- _Work item_
Work out how many lines of the listing below hold the word "question", and give that number only.

- _Extracted data_
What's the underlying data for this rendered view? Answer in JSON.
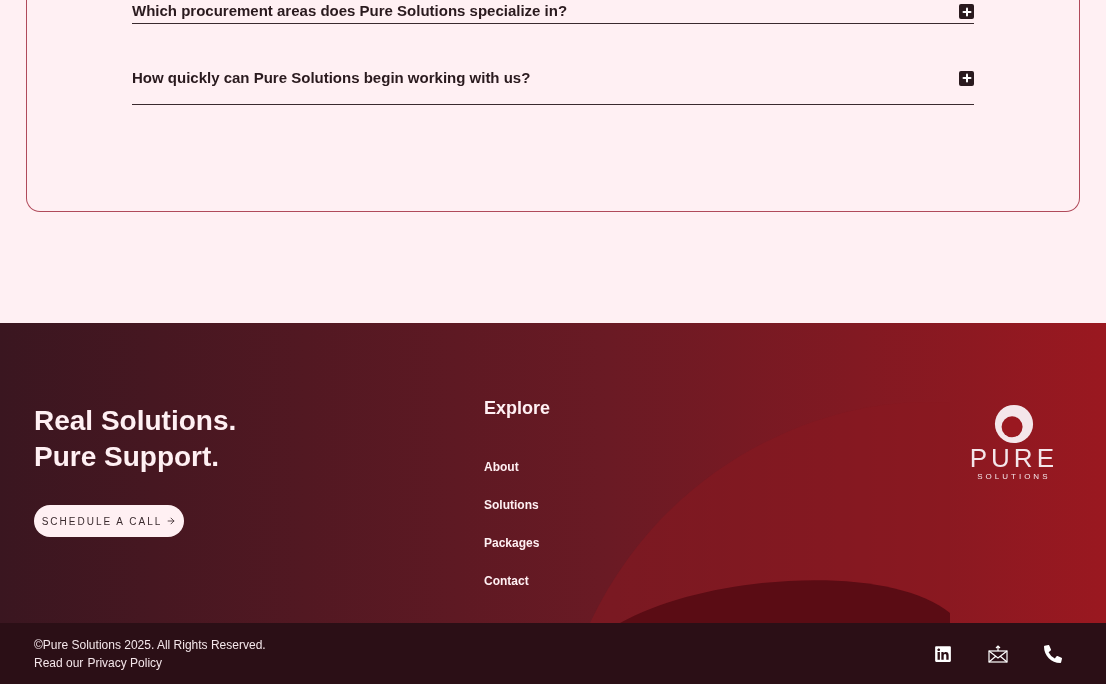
{
  "faq": {
    "items": [
      {
        "question": "Which procurement areas does Pure Solutions specialize in?",
        "expanded": false
      },
      {
        "question": "How quickly can Pure Solutions begin working with us?",
        "expanded": false
      }
    ]
  },
  "footer": {
    "tagline": [
      "Real Solutions.",
      "Pure Support."
    ],
    "cta": "SCHEDULE A CALL",
    "explore": {
      "title": "Explore",
      "links": [
        "About",
        "Solutions",
        "Packages",
        "Contact"
      ]
    },
    "logo": {
      "name": "PURE",
      "subtitle": "SOLUTIONS"
    },
    "copyright": "©Pure Solutions 2025. All Rights Reserved.",
    "privacy": {
      "prefix": "Read our",
      "link": "Privacy Policy"
    }
  }
}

- _Response to this exercise_
2